**Provided data**
>>>>>

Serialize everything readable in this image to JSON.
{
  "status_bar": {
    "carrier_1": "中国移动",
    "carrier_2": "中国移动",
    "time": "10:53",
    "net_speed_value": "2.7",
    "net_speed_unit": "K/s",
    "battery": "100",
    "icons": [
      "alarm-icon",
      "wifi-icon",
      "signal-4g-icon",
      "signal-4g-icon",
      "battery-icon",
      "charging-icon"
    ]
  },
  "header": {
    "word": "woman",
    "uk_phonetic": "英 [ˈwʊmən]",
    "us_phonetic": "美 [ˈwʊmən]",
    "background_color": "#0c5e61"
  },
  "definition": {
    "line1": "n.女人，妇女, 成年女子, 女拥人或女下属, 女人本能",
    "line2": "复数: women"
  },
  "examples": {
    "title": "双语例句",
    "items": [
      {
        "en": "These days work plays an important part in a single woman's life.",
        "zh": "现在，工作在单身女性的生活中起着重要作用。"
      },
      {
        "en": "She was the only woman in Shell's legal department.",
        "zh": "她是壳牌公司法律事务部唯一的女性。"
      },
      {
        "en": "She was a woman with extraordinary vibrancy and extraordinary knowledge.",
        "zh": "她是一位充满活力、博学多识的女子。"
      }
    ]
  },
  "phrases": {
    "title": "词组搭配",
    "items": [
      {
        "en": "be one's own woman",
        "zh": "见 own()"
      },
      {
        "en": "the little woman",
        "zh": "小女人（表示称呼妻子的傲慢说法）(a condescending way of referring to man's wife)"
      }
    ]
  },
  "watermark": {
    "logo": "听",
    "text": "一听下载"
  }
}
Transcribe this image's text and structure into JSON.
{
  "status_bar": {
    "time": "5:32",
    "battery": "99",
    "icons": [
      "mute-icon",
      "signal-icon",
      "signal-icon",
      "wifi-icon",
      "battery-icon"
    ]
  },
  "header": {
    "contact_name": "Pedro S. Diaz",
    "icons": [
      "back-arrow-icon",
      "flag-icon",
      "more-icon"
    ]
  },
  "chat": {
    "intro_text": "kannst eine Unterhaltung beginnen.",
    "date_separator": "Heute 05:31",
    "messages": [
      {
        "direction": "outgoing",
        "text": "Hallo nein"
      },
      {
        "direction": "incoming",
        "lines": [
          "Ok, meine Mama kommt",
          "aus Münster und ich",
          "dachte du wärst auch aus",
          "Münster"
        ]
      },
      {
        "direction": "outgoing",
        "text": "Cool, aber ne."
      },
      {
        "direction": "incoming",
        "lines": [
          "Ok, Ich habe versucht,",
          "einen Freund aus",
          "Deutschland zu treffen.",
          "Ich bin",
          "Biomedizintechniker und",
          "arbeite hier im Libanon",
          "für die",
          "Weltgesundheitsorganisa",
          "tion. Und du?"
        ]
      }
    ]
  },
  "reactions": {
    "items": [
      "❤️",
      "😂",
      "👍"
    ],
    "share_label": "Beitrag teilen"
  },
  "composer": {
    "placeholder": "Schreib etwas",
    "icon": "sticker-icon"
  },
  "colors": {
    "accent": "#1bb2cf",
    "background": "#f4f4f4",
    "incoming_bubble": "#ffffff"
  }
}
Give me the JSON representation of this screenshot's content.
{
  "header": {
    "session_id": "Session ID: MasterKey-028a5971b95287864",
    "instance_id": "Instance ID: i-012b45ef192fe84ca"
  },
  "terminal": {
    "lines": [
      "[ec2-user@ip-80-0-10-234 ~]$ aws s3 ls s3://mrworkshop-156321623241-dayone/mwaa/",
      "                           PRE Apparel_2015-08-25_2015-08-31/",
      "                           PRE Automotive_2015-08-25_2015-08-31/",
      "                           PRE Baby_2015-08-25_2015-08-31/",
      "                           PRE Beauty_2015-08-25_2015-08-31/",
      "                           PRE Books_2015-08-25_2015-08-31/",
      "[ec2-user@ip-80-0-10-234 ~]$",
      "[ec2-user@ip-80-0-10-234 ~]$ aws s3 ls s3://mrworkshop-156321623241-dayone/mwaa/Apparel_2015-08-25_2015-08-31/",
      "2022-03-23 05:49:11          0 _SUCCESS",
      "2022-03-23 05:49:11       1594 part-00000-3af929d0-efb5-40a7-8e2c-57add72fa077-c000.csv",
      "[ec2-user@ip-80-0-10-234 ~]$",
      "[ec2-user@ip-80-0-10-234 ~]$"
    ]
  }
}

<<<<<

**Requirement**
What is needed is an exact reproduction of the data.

**Completed exercise**
Serialize everything readable in this image to JSON.
{
  "status_bar": {
    "carrier_1": "中国移动",
    "carrier_2": "中国移动",
    "time": "10:53",
    "net_speed_value": "2.7",
    "net_speed_unit": "K/s",
    "battery": "100",
    "icons": [
      "alarm-icon",
      "wifi-icon",
      "signal-4g-icon",
      "signal-4g-icon",
      "battery-icon",
      "charging-icon"
    ]
  },
  "header": {
    "word": "woman",
    "uk_phonetic": "英 [ˈwʊmən]",
    "us_phonetic": "美 [ˈwʊmən]",
    "background_color": "#0c5e61"
  },
  "definition": {
    "line1": "n.女人，妇女, 成年女子, 女拥人或女下属, 女人本能",
    "line2": "复数: women"
  },
  "examples": {
    "title": "双语例句",
    "items": [
      {
        "en": "These days work plays an important part in a single woman's life.",
        "zh": "现在，工作在单身女性的生活中起着重要作用。"
      },
      {
        "en": "She was the only woman in Shell's legal department.",
        "zh": "她是壳牌公司法律事务部唯一的女性。"
      },
      {
        "en": "She was a woman with extraordinary vibrancy and extraordinary knowledge.",
        "zh": "她是一位充满活力、博学多识的女子。"
      }
    ]
  },
  "phrases": {
    "title": "词组搭配",
    "items": [
      {
        "en": "be one's own woman",
        "zh": "见 own()"
      },
      {
        "en": "the little woman",
        "zh": "小女人（表示称呼妻子的傲慢说法）(a condescending way of referring to man's wife)"
      }
    ]
  },
  "watermark": {
    "logo": "听",
    "text": "一听下载"
  }
}
Transcribe this image's text and structure into JSON.
{
  "status_bar": {
    "time": "5:32",
    "battery": "99",
    "icons": [
      "mute-icon",
      "signal-icon",
      "signal-icon",
      "wifi-icon",
      "battery-icon"
    ]
  },
  "header": {
    "contact_name": "Pedro S. Diaz",
    "icons": [
      "back-arrow-icon",
      "flag-icon",
      "more-icon"
    ]
  },
  "chat": {
    "intro_text": "kannst eine Unterhaltung beginnen.",
    "date_separator": "Heute 05:31",
    "messages": [
      {
        "direction": "outgoing",
        "text": "Hallo nein"
      },
      {
        "direction": "incoming",
        "lines": [
          "Ok, meine Mama kommt",
          "aus Münster und ich",
          "dachte du wärst auch aus",
          "Münster"
        ]
      },
      {
        "direction": "outgoing",
        "text": "Cool, aber ne."
      },
      {
        "direction": "incoming",
        "lines": [
          "Ok, Ich habe versucht,",
          "einen Freund aus",
          "Deutschland zu treffen.",
          "Ich bin",
          "Biomedizintechniker und",
          "arbeite hier im Libanon",
          "für die",
          "Weltgesundheitsorganisa",
          "tion. Und du?"
        ]
      }
    ]
  },
  "reactions": {
    "items": [
      "❤️",
      "😂",
      "👍"
    ],
    "share_label": "Beitrag teilen"
  },
  "composer": {
    "placeholder": "Schreib etwas",
    "icon": "sticker-icon"
  },
  "colors": {
    "accent": "#1bb2cf",
    "background": "#f4f4f4",
    "incoming_bubble": "#ffffff"
  }
}
Give me the JSON representation of this screenshot's content.
{
  "header": {
    "session_id": "Session ID: MasterKey-028a5971b95287864",
    "instance_id": "Instance ID: i-012b45ef192fe84ca"
  },
  "terminal": {
    "lines": [
      "[ec2-user@ip-80-0-10-234 ~]$ aws s3 ls s3://mrworkshop-156321623241-dayone/mwaa/",
      "                           PRE Apparel_2015-08-25_2015-08-31/",
      "                           PRE Automotive_2015-08-25_2015-08-31/",
      "                           PRE Baby_2015-08-25_2015-08-31/",
      "                           PRE Beauty_2015-08-25_2015-08-31/",
      "                           PRE Books_2015-08-25_2015-08-31/",
      "[ec2-user@ip-80-0-10-234 ~]$",
      "[ec2-user@ip-80-0-10-234 ~]$ aws s3 ls s3://mrworkshop-156321623241-dayone/mwaa/Apparel_2015-08-25_2015-08-31/",
      "2022-03-23 05:49:11          0 _SUCCESS",
      "2022-03-23 05:49:11       1594 part-00000-3af929d0-efb5-40a7-8e2c-57add72fa077-c000.csv",
      "[ec2-user@ip-80-0-10-234 ~]$",
      "[ec2-user@ip-80-0-10-234 ~]$"
    ]
  }
}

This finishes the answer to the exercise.